Six weeks following the final consolidation workshop, a sandpit event was organised to kick-start the process of generating research projects or programmes of research to address the priorities. This was again conducted online and attended by 16 participants, a mix of clinicians and patients with lived experience of diabetic foot problems. Furthermore, the former comprised a mix of clinical disciplines including vascular surgery, orthopaedic surgery, podiatry and diabetology. Prior to the meeting a mapping exercise was performed by VSDFSIG members to identify past, current and planned research against each research priority to identify the research gaps. Participants split into two groups of similar composition to independently discuss four themes (Table 3) which consider both the priorities and research gaps. Following discussions within the two groups, all participants reconvened and the emerging points were shared and discussed further amongst the complete group. Some of the key points are summarised in Table 3. It was clear that there was overlap and inter-dependence of the themes.

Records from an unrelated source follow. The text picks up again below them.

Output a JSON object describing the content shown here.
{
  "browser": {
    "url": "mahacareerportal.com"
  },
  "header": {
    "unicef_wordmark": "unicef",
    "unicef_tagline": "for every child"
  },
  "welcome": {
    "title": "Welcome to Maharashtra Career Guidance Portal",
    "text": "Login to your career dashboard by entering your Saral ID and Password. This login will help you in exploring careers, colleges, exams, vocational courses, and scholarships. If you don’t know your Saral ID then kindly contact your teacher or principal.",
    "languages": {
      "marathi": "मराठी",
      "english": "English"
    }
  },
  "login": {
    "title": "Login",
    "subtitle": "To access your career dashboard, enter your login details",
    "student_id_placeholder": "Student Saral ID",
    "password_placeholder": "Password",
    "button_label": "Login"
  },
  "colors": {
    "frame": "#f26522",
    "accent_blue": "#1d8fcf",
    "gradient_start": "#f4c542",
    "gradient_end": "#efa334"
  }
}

Using a modified JLA PSP methodology, we identified and ranked the principal 12 research priorities in the prevention and management of diabetic foot disease. A two-round process produced 12 priorities for final ranking. Following discussion, consensus was reached with patients, carers and healthcare professionals to produce a top 12 ranked list of clinical research priorities in the prevention and management of diabetic foot disease.
Strengths and limitations
The strengths of this process include the use of the structured and modified JLA PSP process to integrate patients, carers and health professionals’ perspectives on the research priorities in the prevention and management of diabetic foot disease. Facilitation by skilled JLA advisors ensured that all participants contributed actively to the workshop and discussions.
Whilst the VSDFSIG attempted to include a range of participants from different geographical, socioeconomic and different lived experiences of diabetic foot disease, it is recognised that participants might not be truly representative of all stakeholders. However, this was mitigated by implementing the role of VSDFSIG who were able to provide a dedicated review of survey responses and highlight if there were any expected topic areas that could have been missed. Secondly, the risk of responder bias is prominent in this type of research that can limit the generalisability of any findings.
Implications for future research
Establishing the top 12 clinical research priorities will inform the future strategy of the VSDFSIG in contributing to the evidence base for the treatment and management of diabetic foot disease. These priorities will influence researchers and funders to ensure that the most important research priorities for both healthcare professionals and patients are considered. Furthermore, the themes and key points distilled through the subsequent sandpit event are available to the diabetic foot research community as key elements to take forward. The VSDFSIG are available to support any researchers interested in developing research proposals to answer these priorities.
July 4, 2022
1. Torbay and South Devon NHS Foundation Trust, Torquay, UK
2. Imperial Vascular Unit, Imperial College Healthcare NHS Trust, St Mary’s Hospital, London, UK
3. Mid Yorkshire NHS Trust, Wakefield and University of Huddersfield, Huddersfield, UK
4. Royal Derby Hospital, University Hospitals of Derby and Burton NHS FT, Derby, UK
5. Academic Vascular Surgical Unit Vascular Labs, Hull York Medical School, Hull, UK
6. James Lind Alliance Advisor, National Institute of Health Research, Leeds, UK
7. Leeds Institute of Clinical Trials Research, University of Leeds and Leeds Vascular Institute, Leeds Teaching Hospitals NHS Trust, Leeds, UK
Dr David Russell
Leeds Institute of Clinical Trials Research, University of Leeds and Leeds Vascular Institute, Leeds Teaching Hospitals NHS Trust, Leeds, LS2 9JT, UK
Email: [email protected]